Exophthalmos, also known as proptosis, is the medical term for bulging or protruding eyes. Exophthalmos happens when one or both eyes protrude from the eye socket—often due to swelling of the muscles and fatty tissue behind and around the eye. This causes more of the cornea to be exposed to air, making it more difficult to keep eyes moist and lubricated.
Exophthalmos can affect one or both eyes and is most often caused by thyroid eye disease (TED) or Graves opthalmopathy disease—an autoimmune condition where the immune system mistakenly attacks healthy tissue.
It appears that the same antibody that can cause thyroid dysfunction may also have an "attraction" to tissues surrounding the eyes, causing the onset of Graves ophthalmopathy. When related to Graves disease, you may hear the term exophthalmos used instead of bulging eyes.
Oftentimes prominent eyes are mistaken for bulging eyes. Prominent eyes are generally hereditary, and in most cases harmless. However, bulging eyes are different, as they may be linked to a more serious condition in need of urgent attention. In extreme cases, bulging eyes can create a large amount of pressure on the optic nerve, potentially leading to vision loss if not promptly treated.
It is always recommended that you consult with your eye doctor and maintain regular, comprehensive eye exams to maintain healthy vision.
Though less common, other potential causes of exophthalmos include:
- Eye injury
- Bleeding behind the eyes
- Abnormally shaped blood vessels behind the eyes
- Infection of the tissue in the eye socket
- Cancerous tumors
Symptoms of Bulging Eyes
Bulging eyes are usually a symptom of another condition. Symptoms of bulging eyes may include the following:
- Appearance of protruding eyes
- Excessive dryness in eyes
- Visible whiteness between the top of the iris (the colored part of the eye) and the eyelid
Depending on what’s causing bulging eyes, there may be other associated symptoms. If, for example, thyroid eye disease is the underlying cause for exophthalmos, you may experience the following symptoms:
- Inflamed, red and painful eyes
- Dry and “gritty” sensation
- Sensitivity to light (photophobia)
- Double vision
See your eye doctor if you notice that one or both eyes are bulging. It’s important to identify the cause, since treatment is most effective when started as soon as possible.
What Happens During an Eye Exam for Bulging Eyes?
If you are referred to an eye specialist (such as an ophthalmologist), they may:
- Arrange for blood tests
- Use an exophthalmometer, which is an instrument that measures how far the eyeball protrudes
- Assess how well you’re able to move your eyes
- Arrange for a CT or MRI scan to check for:
- Abscess or infection of the eye area
- Broken eye socket bone
- TED/Graves ophthalmopathy disease
- Foreign object in the eye socket
Early detection of the underlying cause of exophthalmos is vital for successful treatment.

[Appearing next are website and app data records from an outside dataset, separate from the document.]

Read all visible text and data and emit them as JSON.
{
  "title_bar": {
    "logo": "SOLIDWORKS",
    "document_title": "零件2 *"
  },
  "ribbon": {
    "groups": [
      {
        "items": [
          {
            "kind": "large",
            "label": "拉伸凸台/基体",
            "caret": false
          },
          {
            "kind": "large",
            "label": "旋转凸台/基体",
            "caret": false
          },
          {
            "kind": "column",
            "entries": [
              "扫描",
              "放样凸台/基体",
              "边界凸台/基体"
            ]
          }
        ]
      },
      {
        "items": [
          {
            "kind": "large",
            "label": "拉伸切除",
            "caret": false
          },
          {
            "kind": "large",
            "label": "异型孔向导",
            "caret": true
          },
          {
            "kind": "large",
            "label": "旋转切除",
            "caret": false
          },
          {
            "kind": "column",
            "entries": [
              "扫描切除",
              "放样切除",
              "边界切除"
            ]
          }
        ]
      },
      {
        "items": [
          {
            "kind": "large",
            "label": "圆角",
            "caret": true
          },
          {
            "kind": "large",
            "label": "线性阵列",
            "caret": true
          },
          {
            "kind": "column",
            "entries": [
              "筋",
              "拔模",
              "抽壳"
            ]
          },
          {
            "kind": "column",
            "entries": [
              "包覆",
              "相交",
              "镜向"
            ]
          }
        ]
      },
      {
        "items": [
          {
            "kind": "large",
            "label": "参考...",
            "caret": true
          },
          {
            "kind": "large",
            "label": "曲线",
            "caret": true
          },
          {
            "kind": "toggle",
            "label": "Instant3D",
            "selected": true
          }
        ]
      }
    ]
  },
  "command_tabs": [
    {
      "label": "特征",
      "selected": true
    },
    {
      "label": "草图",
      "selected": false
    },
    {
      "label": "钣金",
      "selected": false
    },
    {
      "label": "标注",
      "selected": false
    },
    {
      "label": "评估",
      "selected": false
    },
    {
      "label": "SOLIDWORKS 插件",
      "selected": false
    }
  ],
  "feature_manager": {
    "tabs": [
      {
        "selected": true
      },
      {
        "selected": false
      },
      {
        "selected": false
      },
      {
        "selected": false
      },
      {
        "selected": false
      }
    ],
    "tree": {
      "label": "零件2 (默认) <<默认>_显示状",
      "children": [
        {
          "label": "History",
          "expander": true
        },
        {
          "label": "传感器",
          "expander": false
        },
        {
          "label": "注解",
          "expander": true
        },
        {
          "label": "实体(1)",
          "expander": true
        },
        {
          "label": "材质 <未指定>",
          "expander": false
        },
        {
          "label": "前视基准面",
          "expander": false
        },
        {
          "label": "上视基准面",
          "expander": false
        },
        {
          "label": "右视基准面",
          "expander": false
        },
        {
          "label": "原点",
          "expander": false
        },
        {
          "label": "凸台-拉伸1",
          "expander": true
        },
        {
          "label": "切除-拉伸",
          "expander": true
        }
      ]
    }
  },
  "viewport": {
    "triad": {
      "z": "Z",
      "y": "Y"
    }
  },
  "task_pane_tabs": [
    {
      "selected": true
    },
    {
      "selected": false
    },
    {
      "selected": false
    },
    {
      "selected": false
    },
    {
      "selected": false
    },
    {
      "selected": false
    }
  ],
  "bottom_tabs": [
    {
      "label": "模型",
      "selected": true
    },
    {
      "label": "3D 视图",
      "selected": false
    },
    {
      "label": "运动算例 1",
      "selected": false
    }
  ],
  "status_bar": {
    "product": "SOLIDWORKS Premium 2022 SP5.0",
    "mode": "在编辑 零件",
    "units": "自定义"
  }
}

Treatment for Bulging Eyes
The underlying cause of bulging eyes will determine the overall course of treatment. However, in all cases, bulging eyes will be exposed to more air, making it difficult to keep them lubricated.
- Artificial tears and eye drops can be used to combat excessive dryness and irritation by adding moisture and lubrication
- The use of special lenses can help correct double vision